But as established in instore magazine’s recent study, What’s Driving the Retail Foodservice Consumer? the emphasis must be kept on ‘fresh.’

“Probably the most important thing in the deli is to get away from processed food and make available real, cooked, prepared food,” says Blount’s Sewall. “I’ll tell you, we have tastings and people will say, ‘Wow, this tastes great,’ and I’ll say ‘Yeah, well we use real Vermont cheddar cheese.’ When I look at mac’n’cheese, it’s probably one of the most abused products ever in the history of food, right? I mean, it’s as synthetic as the oil in your engine. So we had the bright idea of using real cheese! Really, that’s why it tastes good.”

Rega agrees, and says Kettle Cuisine is now launching their Farm and Kettle line of organic soups. The key, she says, is really about working with retailers to keep those soups in the forefront of consumers’ minds and cater to these trending attributes.

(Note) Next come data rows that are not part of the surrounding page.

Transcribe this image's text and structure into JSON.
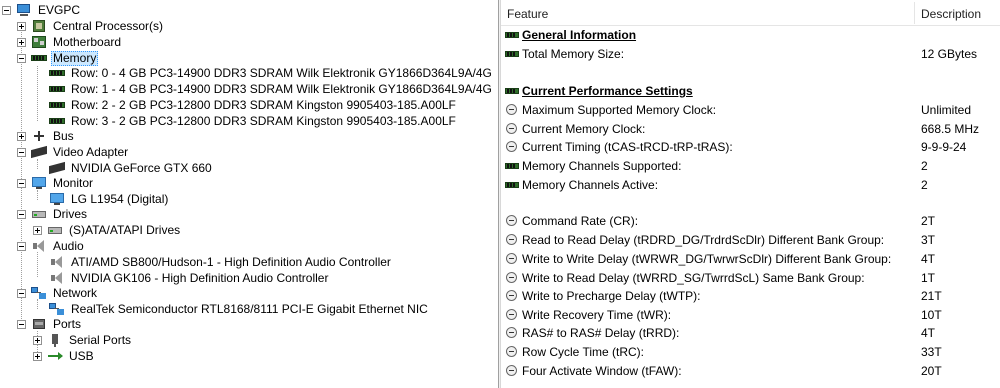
{
  "tree": {
    "root": "EVGPC",
    "items": [
      {
        "label": "Central Processor(s)"
      },
      {
        "label": "Motherboard"
      },
      {
        "label": "Memory"
      },
      {
        "label": "Row: 0 - 4 GB PC3-14900 DDR3 SDRAM Wilk Elektronik GY1866D364L9A/4G"
      },
      {
        "label": "Row: 1 - 4 GB PC3-14900 DDR3 SDRAM Wilk Elektronik GY1866D364L9A/4G"
      },
      {
        "label": "Row: 2 - 2 GB PC3-12800 DDR3 SDRAM Kingston 9905403-185.A00LF"
      },
      {
        "label": "Row: 3 - 2 GB PC3-12800 DDR3 SDRAM Kingston 9905403-185.A00LF"
      },
      {
        "label": "Bus"
      },
      {
        "label": "Video Adapter"
      },
      {
        "label": "NVIDIA GeForce GTX 660"
      },
      {
        "label": "Monitor"
      },
      {
        "label": "LG L1954 (Digital)"
      },
      {
        "label": "Drives"
      },
      {
        "label": "(S)ATA/ATAPI Drives"
      },
      {
        "label": "Audio"
      },
      {
        "label": "ATI/AMD SB800/Hudson-1 - High Definition Audio Controller"
      },
      {
        "label": "NVIDIA GK106 - High Definition Audio Controller"
      },
      {
        "label": "Network"
      },
      {
        "label": "RealTek Semiconductor RTL8168/8111 PCI-E Gigabit Ethernet NIC"
      },
      {
        "label": "Ports"
      },
      {
        "label": "Serial Ports"
      },
      {
        "label": "USB"
      }
    ]
  },
  "details": {
    "header": {
      "feature": "Feature",
      "description": "Description"
    },
    "rows": [
      {
        "feature": "General Information",
        "value": ""
      },
      {
        "feature": "Total Memory Size:",
        "value": "12 GBytes"
      },
      {
        "feature": "Current Performance Settings",
        "value": ""
      },
      {
        "feature": "Maximum Supported Memory Clock:",
        "value": "Unlimited"
      },
      {
        "feature": "Current Memory Clock:",
        "value": "668.5 MHz"
      },
      {
        "feature": "Current Timing (tCAS-tRCD-tRP-tRAS):",
        "value": "9-9-9-24"
      },
      {
        "feature": "Memory Channels Supported:",
        "value": "2"
      },
      {
        "feature": "Memory Channels Active:",
        "value": "2"
      },
      {
        "feature": "Command Rate (CR):",
        "value": "2T"
      },
      {
        "feature": "Read to Read Delay (tRDRD_DG/TrdrdScDlr) Different Bank Group:",
        "value": "3T"
      },
      {
        "feature": "Write to Write Delay (tWRWR_DG/TwrwrScDlr) Different Bank Group:",
        "value": "4T"
      },
      {
        "feature": "Write to Read Delay (tWRRD_SG/TwrrdScL) Same Bank Group:",
        "value": "1T"
      },
      {
        "feature": "Write to Precharge Delay (tWTP):",
        "value": "21T"
      },
      {
        "feature": "Write Recovery Time (tWR):",
        "value": "10T"
      },
      {
        "feature": "RAS# to RAS# Delay (tRRD):",
        "value": "4T"
      },
      {
        "feature": "Row Cycle Time (tRC):",
        "value": "33T"
      },
      {
        "feature": "Four Activate Window (tFAW):",
        "value": "20T"
      }
    ]
  }
}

“It’s all for the battle for share of stomach,” Blount’s Sewall says. “And again, the nicest thing about today’s world is that all of this social media and app marketing is free. When people want to know something, they go to their phone, so I think it’s even easier today to get the message out. If you’re organized, your IT department is up on things — that’s an important facet of it, because at the end of the day, in my estimation, if you take the time to educate the customer, and supply them with great food, there’s an appreciation factor there. And you know what? They’re going to tell other people about it. They do the same thing with good restaurants; word-of-mouth is what gets you loyal customers. And we have to adopt that same mindset.”